While other cities have rediscovered their once-industrial downtown waterfronts and fashioned them into amenities for tourists and residents—including Minneapolis just upstream—St. Paul has failed to do much of anything new with its greatest natural asset. Today the Lowertown neighborhood within downtown St. Paul is enjoying something of a renaissance, with condos aplenty, brewpubs, a new minor-league baseball stadium, light rail, and a beautifully restored Union Depot which is once again the arrival point for Amtrak trains to the Twin Cities.
And yet the riverfront still pretty much looks like this:
What a delight, then, for me to attend an open house last week unveiling a (still very tentative) proposal for the St. Paul River Balcony. The idea is to build, in the city's words,
"a series of parks and development sites linked by a continuous broad pedestrian walkway, [which] will create a dramatic public promenade linking key Downtown development sites with restaurants, offices, shops, and gathering places that will overlook the river."
Eventually, the hope is that the River Balcony will link the Science Museum of Minnesota (below left) at the west end of the downtown river bluff with Union Depot (below right) at the east end, a distance of a little less than a mile.
The open house, attended by over 100 people by my count, featured lots of fancy poster boards with concept art and historical maps, a 3D scale model, a digital model, and Mayor Coleman.
The River Balcony concept is modeled after several "precedent projects" including Seattle's Olympic Sculpture Park (below left) and Manhattan's High Line (below right).
One precedent St. Paul planners didn't cite in their presentation, but which I definitely noticed a resemblance to, is the new Chicago Riverwalk. If you haven't been, check out Aaron Renn's post about it at The Urbanophile. I was there in May and can attest that it's a really fantastic addition to a fantastic city.
There was a certain amount of skepticism from some attendees at the St. Paul River Balcony presentation, though I'd say most were enthusiastic. One refrain was, essentially, "We've heard visions like this before, but how are you going to get it done? I'll believe it when I see it." And indeed, St. Paul has no concrete timeline for this project yet, nor does it have funding sources lined up. It's an ambitious goal that will take at least a decade to complete.
I'd add another skeptical note before I get to what I love about this project: "Why should I trust you not to screw it up?" Now, this isn't a dig at St. Paul's planners. There are some great people working there. Rather, it's an observation that public space is easy to screw up, usually by over-designing / over-engineering it (as an example, see Granola Shotgun's autopsy of the McCoppin Hub in San Francisco in this post). Public space has to be adaptable and conducive to the hard-to-predict, spontaneous patterns that determine how the public does (or doesn't) decide to actually use that space.

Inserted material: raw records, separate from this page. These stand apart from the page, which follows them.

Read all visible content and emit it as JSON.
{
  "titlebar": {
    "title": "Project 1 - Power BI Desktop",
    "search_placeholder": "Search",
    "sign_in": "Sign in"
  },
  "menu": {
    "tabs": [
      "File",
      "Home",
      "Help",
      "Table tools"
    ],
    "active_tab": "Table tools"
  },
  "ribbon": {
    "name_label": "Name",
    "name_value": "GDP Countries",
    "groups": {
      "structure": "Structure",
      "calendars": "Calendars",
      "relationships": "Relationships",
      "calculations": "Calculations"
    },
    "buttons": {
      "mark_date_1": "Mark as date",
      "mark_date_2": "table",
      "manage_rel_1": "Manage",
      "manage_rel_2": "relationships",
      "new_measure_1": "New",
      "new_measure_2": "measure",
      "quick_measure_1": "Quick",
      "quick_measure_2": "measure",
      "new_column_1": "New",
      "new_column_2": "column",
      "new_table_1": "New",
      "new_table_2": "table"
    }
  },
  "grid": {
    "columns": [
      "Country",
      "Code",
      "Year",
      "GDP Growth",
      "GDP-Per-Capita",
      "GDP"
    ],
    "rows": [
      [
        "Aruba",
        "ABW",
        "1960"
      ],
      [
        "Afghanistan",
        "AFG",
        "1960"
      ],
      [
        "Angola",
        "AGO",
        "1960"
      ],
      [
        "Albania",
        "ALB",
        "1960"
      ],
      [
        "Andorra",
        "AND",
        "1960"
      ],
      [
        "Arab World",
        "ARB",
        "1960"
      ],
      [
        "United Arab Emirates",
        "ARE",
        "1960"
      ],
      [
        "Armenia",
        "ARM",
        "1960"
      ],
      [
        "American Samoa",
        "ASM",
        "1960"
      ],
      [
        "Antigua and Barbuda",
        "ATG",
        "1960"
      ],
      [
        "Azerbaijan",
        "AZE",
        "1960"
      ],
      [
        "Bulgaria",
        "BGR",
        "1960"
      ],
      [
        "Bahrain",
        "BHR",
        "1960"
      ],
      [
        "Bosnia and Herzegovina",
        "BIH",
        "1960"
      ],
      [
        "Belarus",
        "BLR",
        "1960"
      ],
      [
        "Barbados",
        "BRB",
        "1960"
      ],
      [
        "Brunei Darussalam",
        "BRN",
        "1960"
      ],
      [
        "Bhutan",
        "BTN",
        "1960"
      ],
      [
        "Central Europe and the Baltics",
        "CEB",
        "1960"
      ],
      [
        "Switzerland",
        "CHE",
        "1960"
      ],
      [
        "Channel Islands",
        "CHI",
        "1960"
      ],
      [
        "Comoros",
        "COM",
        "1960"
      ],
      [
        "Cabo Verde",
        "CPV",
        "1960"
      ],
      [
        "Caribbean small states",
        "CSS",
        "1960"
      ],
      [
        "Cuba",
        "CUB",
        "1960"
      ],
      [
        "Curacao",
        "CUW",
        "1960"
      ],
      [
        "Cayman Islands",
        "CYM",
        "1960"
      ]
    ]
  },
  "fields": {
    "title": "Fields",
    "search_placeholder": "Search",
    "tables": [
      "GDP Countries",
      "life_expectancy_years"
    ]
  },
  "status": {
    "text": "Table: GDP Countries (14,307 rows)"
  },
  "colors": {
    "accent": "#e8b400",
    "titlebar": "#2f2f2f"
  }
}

The more ambitious the project, the more we should be worried. "Orderly but dumb" tends to rear its head. Will we end up with a beautiful, albeit very expensive, space that almost nobody uses?
Here is why I'm actually really excited about the St. Paul River Balcony: it seems designed to be implemented in such a way as to preclude the "orderly but dumb" problem. You see, St. Paul's intention is that this will be a very incremental and piecemeal project.

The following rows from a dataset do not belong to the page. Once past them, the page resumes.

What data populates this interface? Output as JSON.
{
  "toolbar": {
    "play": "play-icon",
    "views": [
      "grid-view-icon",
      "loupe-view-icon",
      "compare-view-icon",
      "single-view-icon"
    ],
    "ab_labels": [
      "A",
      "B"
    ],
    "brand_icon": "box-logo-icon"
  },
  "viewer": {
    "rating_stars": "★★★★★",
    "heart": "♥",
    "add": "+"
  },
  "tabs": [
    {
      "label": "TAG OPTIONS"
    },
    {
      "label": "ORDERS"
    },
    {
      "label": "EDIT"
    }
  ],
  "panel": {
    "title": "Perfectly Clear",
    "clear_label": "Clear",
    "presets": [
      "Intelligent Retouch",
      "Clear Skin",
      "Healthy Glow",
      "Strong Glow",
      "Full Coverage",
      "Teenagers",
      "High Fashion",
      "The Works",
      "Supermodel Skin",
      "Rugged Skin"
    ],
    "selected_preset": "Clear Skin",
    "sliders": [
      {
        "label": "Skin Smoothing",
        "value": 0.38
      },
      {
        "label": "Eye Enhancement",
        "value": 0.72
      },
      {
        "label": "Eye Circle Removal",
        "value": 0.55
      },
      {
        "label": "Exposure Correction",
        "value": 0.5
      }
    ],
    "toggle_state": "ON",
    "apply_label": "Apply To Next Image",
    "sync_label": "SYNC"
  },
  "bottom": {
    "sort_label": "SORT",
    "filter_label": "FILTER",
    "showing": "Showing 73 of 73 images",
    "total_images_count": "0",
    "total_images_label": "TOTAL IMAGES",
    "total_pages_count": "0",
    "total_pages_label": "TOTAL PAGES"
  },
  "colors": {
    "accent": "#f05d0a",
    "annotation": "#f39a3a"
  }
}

The proposed area contains both current and imminent future redevelopment sites. Exeter, the developer of Custom House (a former post office being turned into apartments) is fully on board and was a prominent presence at the Open House.
The former Ramsey County West government building and jail is being demolished, and the city will work with the redeveloper to integrate the River Balcony into its plans.
And the idea is that these private partners can be persuaded to pay much of the cost of their respective links in the Balcony, because of the benefit they will receive. I'm sure there will be a lot of negotiating and this won't happen cleanly, but I totally buy the argument in theory: this is a win-win for public and private interests.
The city will construct other key links when the time is ripe, not necessarily in a pre-determined order. The whole thing will be open to the public, but connected to private uses that will hopefully enliven the space. Pop-up cafes and a beer garden were ideas I heard discussed. Other, more out-of-the-box uses of space may (should) arise in the future.
This is exactly what should be happening. The idea of a River Balcony is wonderful. It will be a destination. It has the potential to create vast amounts of new private value with a relatively small amount of public investment (a hell of a lot less than, say, a light-rail line), simply by connecting places where people want to be.
And yet the project, despite its piecemeal nature and dependence on the private sector, is also a great argument for city planning—real forward planning that goes beyond just code enforcement and damage control.
The Mississippi River is a public amenity, and it's the heart and soul of St. Paul. It needs to be put to its highest and best use. The private sector might or might not, on its own, achieve the coordination needed to make the most of this resource. It has happened in plenty of cities. It has also failed to happen in plenty of cities. The invisible hand of the free market works wonders when you have a large number of actors making a large number of independent decisions. It doesn't work so well when you have a limited number of sites for riverfront development, and once a given land use is in place, you're pretty much stuck with it in that location for a few decades at least.
St. Paul's role here is to set a framework, based on the public interest and a big-picture goal, to leverage the value of our great river. With this plan in place, every redevelopment project will result in talks with the city about fitting what gets built into the River Balcony vision.
But the incrementalist approach means that the risk is reduced. This is a vision that can be adapted along the way, because it's slated to happen in small steps and the city doesn't seem inclined to lay out every detail in advance. Let's hope they stick to their guns on that. There are plenty of ways to still screw it up... but for now, I'm really excited about what downtown St. Paul might be in the foreseeable future.
Nassim Taleb, whom I can hardly go a post without talking up (seriously, read Antifragile!), talks about antifragility and resilience as achievable by deliberately putting yourself in situations with limited downside risk but huge upside potential. A Strong Town should position itself to take advantage of such opportunities.
One good way to get there, I think, is this rule of thumb: Dream big, but plan small.